Harlequin romance

I actually went through a period in my life when I was addicted to Harlequin Romances.  It was after I was widowed and I missed loving, being loved, aka sex.  I found an HR book somewhere, read it and cried. I missed being held and the goopy little romance reminded me of what I was missing.  I read more such books.  i called them safe sex.  I got over them soon but for a few months I was reading about five a week.  Silly me. 

I'd forgotten about them until the other afternoon when I was checking out my mini-tablet  (no WiFi on  the bus) and found some free downloads of Harlequin Romances - no idea where they came from - but I thought, how bad can they be?  I used to read them, after all.

In a matter of minutes, I switched off Minnie - aargh! - what a terrible book!  The grammar was appalling; the choice of words was ridiculous and often inaccurate; the emotions were unbelievable; and the focus on the wrong kind of details totally insulting. Oh dear.  

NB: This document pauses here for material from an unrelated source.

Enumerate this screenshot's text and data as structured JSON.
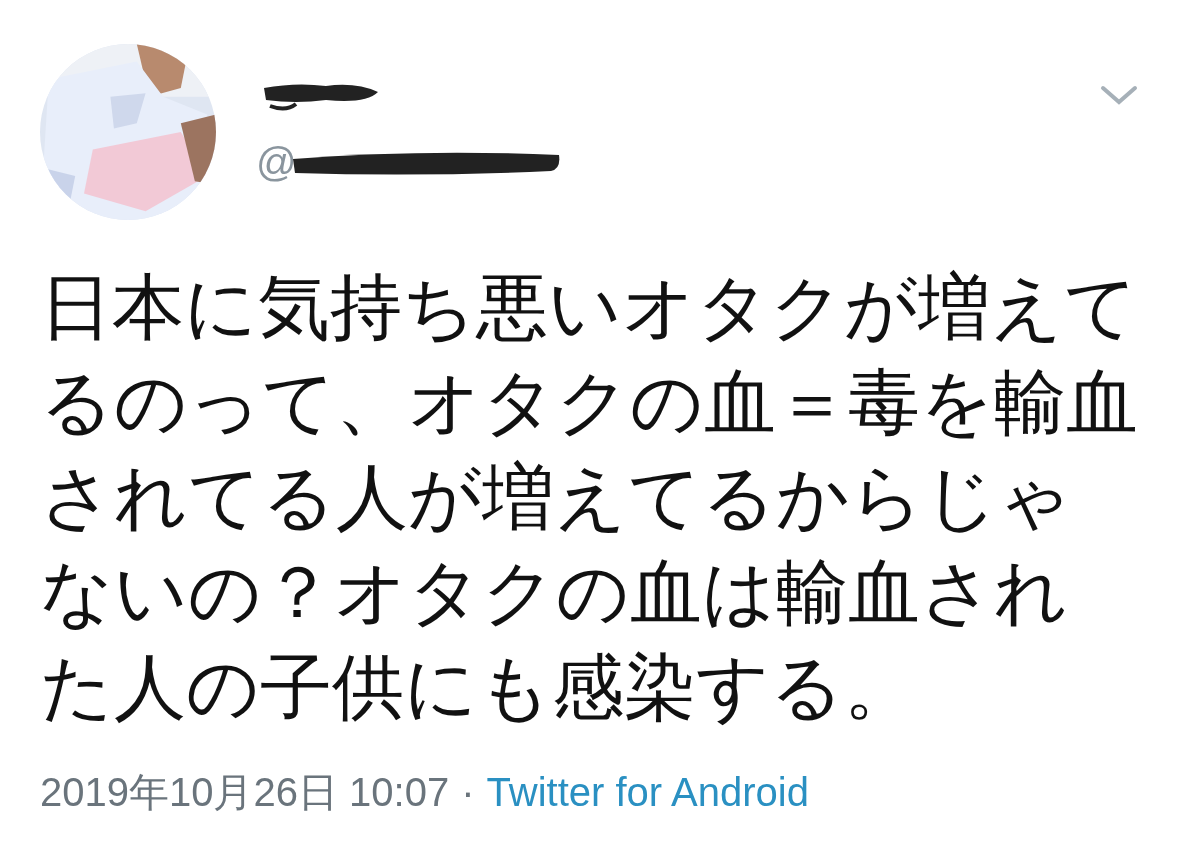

At one time, when I was flailing around trying to make a living, I thought I might try writing one of those soppy, happy stories, but found I could not.  It's trickier than it looks.  At times in my career I have been a writer-in-residence at various libraries where I had to read  writing samples of wannabe writers.   I could spot a fake attempt at an HR in the first few paragraphs, especially the ones by men.  They simply were not authentic.

The late novelist, John Gardner, (1933-1982),  who was a fine creative writing teacher and a great influence on Raymond Carver, for one,  commented on this kind of kitschy writing. He said , "Not everyone is capable of writing junk fiction. It requires an authentic junk mind."  

I just don't have it.  Too bad, I guess.   Harlequin writers make a lot of money.